Since 2008, the World Science Festival has drawn scientists, artists, performers and the general public to venues throughout New York City each spring.
The annual five-day celebration of both what science has accomplished and what it can inspire is the brainchild of Brian Greene, the Columbia University physicist and bestselling science writer, and Tracy Day, a former television news producer who is the festival’s executive director. It is a celebration both of science’s achievements and its slowly unfolding mysteries — and of the discipline’s ability to captivate and inspire scientists, artists and the general public.
Year after year, Greene, Day and their team have curated an impressive and eclectic assortment of lectures and panels as well as theatrical, music and dance performances, along with outreach events from Times Square to Washington Square Park, reaching tens of thousands in person and hundreds of thousands on the web and in affiliated gatherings.
Since the World Science Festival’s beginning, the John Templeton Foundation has been a significant supporter of the event. Most recently, a three-year grant is partially funding the festival’s Big Ideas Series, a set of live events, webcasts, videos and supplemental materials showcasing diverse views from the cutting edge of scientific inquiry on topics ranging from dark matter and DNA splicing to probability, perception and time.
Mainstage Big Ideas events welcome the general public for highly produced 90-minute presentations that offer an orientation into a specific topic before delving into the details of recent discoveries in the area. “We don’t expect our audience to come in knowing a lot about the subject,” Day says. “That’s our job. We give them a baseline so they can follow the discussion into the cutting edge of the research. But then we go further and talk about implications.” In a way, people new to the topic are best suited to take in the information and ask what it all means. The result, she says, is a more expansive view: “not just What is the science?, but What is it going to do and what does it mean for the future?”
The counterpart to the Mainstage events are Big Ideas salons, which are designed for a graduate student or post-doc-level audience. There the goal is to provide an interdisciplinary perspective on the cutting edge of science, where hypotheses are still open-ended. In the Salons, Day says, the audience gets a glimpse not only of the implications of current research, but of the trajectory of scientific inquiry itself. “You start to almost see future areas of science.”
A long-term effect
The Big Ideas events — and the festival as a whole — are an exemplary expression of the mission of the John Templeton Foundation, which supports both research into the fundamental questions of life and the universe as well as outreach to the broadest possible audiences. They offer an exciting and inspiring overview of the latest discoveries about what we do—and don’t—know about the physical world, the origins of the universe, and the intricacies of the human mind.
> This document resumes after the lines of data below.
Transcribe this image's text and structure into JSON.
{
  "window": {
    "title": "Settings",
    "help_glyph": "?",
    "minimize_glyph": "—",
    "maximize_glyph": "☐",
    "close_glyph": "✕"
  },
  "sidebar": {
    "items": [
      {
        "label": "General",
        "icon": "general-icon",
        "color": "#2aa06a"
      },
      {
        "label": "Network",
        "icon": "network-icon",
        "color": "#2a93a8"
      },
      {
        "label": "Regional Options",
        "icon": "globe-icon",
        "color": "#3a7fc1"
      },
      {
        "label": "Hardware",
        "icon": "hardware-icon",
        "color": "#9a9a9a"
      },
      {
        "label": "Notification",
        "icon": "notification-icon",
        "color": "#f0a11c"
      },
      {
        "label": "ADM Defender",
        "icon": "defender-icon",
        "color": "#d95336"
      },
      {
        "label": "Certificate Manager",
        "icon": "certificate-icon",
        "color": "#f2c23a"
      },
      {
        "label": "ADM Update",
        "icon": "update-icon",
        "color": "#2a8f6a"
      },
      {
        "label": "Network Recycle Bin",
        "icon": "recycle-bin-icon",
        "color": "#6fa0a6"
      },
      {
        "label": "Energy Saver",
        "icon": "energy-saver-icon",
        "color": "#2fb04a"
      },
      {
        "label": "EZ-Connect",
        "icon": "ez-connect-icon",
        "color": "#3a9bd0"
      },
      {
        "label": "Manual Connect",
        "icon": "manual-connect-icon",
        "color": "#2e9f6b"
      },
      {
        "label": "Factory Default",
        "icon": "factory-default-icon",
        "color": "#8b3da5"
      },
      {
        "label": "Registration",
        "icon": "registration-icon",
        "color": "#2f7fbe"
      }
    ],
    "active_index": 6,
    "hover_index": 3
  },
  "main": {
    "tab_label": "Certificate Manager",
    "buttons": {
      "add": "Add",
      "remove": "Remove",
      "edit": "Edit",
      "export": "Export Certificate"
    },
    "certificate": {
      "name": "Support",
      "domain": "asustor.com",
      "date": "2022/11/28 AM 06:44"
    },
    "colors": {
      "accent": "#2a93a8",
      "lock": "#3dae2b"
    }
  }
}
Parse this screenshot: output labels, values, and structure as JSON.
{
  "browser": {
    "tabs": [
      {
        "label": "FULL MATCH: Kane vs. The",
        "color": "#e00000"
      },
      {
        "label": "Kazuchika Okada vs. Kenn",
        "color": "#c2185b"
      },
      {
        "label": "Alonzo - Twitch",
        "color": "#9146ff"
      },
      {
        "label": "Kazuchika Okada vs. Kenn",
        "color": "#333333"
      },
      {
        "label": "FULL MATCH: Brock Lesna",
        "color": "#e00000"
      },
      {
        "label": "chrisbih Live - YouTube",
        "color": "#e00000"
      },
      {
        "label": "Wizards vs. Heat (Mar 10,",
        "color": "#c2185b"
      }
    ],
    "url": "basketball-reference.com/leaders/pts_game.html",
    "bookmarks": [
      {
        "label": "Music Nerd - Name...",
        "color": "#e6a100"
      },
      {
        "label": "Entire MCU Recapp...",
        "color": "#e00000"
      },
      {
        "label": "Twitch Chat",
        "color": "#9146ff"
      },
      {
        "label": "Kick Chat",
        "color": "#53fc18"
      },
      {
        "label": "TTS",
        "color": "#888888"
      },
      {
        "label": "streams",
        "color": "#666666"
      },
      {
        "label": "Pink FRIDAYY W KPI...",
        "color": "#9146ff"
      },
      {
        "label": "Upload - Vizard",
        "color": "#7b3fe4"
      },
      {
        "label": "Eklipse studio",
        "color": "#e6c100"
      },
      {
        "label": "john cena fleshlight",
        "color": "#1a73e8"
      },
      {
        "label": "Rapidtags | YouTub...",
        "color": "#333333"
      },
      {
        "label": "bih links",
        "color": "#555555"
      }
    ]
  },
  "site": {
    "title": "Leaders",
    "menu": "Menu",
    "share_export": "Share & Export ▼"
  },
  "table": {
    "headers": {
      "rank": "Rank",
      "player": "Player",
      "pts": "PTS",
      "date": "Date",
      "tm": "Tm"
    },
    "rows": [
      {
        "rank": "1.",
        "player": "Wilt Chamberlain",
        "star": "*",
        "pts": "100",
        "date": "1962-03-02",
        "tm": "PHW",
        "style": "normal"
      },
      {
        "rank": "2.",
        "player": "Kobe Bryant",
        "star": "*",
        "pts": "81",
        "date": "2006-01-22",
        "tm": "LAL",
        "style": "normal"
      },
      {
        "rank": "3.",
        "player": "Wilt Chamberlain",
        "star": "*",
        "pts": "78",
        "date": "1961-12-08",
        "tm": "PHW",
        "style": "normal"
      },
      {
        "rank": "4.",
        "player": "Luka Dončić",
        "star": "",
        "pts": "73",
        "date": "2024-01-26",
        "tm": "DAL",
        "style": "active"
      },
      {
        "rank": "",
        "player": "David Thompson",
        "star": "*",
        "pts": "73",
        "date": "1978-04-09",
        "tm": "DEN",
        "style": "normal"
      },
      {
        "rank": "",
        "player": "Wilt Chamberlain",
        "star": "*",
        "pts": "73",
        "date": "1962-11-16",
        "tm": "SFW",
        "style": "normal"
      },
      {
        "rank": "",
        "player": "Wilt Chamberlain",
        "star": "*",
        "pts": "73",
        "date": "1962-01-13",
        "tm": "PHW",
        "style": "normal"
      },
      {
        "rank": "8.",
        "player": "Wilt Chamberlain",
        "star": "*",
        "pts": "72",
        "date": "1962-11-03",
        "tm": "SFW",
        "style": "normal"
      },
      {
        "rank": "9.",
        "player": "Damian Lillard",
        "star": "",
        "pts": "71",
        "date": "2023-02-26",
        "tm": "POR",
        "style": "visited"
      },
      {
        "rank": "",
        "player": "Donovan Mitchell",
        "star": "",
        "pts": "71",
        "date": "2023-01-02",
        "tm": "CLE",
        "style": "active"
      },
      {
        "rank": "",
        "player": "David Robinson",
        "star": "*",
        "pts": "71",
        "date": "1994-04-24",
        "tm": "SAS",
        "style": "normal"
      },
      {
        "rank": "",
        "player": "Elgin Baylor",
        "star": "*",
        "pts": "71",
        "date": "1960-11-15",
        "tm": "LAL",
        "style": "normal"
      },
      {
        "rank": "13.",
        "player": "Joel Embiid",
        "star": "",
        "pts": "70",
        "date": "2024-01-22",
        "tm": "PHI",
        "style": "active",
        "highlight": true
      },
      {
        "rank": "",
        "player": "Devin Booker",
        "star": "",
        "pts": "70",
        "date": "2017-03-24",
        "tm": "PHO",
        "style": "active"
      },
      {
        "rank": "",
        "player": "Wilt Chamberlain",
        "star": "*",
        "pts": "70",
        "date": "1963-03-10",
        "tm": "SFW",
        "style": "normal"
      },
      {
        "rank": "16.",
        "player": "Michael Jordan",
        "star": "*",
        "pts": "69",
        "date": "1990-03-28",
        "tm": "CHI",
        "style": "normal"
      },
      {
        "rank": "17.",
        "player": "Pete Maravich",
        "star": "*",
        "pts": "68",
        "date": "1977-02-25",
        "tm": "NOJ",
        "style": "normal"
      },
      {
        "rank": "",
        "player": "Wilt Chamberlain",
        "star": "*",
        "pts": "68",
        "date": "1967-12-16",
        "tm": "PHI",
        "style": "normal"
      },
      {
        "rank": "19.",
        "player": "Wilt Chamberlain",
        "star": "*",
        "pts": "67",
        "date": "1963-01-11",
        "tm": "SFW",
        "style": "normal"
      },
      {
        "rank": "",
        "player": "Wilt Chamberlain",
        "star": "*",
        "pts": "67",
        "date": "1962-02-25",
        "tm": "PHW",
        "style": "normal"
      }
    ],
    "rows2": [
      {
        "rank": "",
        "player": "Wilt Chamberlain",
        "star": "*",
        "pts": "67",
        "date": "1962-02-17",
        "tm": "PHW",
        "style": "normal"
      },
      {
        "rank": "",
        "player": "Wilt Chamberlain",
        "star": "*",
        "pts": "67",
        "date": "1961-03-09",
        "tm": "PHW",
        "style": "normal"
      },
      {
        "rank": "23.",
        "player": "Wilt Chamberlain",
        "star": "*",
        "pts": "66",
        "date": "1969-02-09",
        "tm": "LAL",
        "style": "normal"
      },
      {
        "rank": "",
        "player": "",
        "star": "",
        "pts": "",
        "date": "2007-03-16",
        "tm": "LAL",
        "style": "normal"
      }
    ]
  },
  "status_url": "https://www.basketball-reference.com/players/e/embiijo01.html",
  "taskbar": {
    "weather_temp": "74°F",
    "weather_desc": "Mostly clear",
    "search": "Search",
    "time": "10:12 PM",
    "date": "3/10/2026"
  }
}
As the World Science Festival marks its first decade and looks towards the future, Day looks to growth from international expansion (the second annual Brisbane edition of the WSF attracted more than 180,000 people in March 2017) as well as year-round media made possible by a production studio for videos and podcasts that the Festival is building in-house.
Day says some of her most gratifying moments come when she hears from people for whom the festival has had a long-term effect. “We get emails, I even get stopped on the street. People saying, ‘I came to the WSF when I was 11 and now I’m going to be a physicist.’” She’s heard from families who plan their annual vacations to attend the festival. “There are moments where you realize, this is having an impact, and it’s very moving when you realize what you’re doing actually is changing lives.”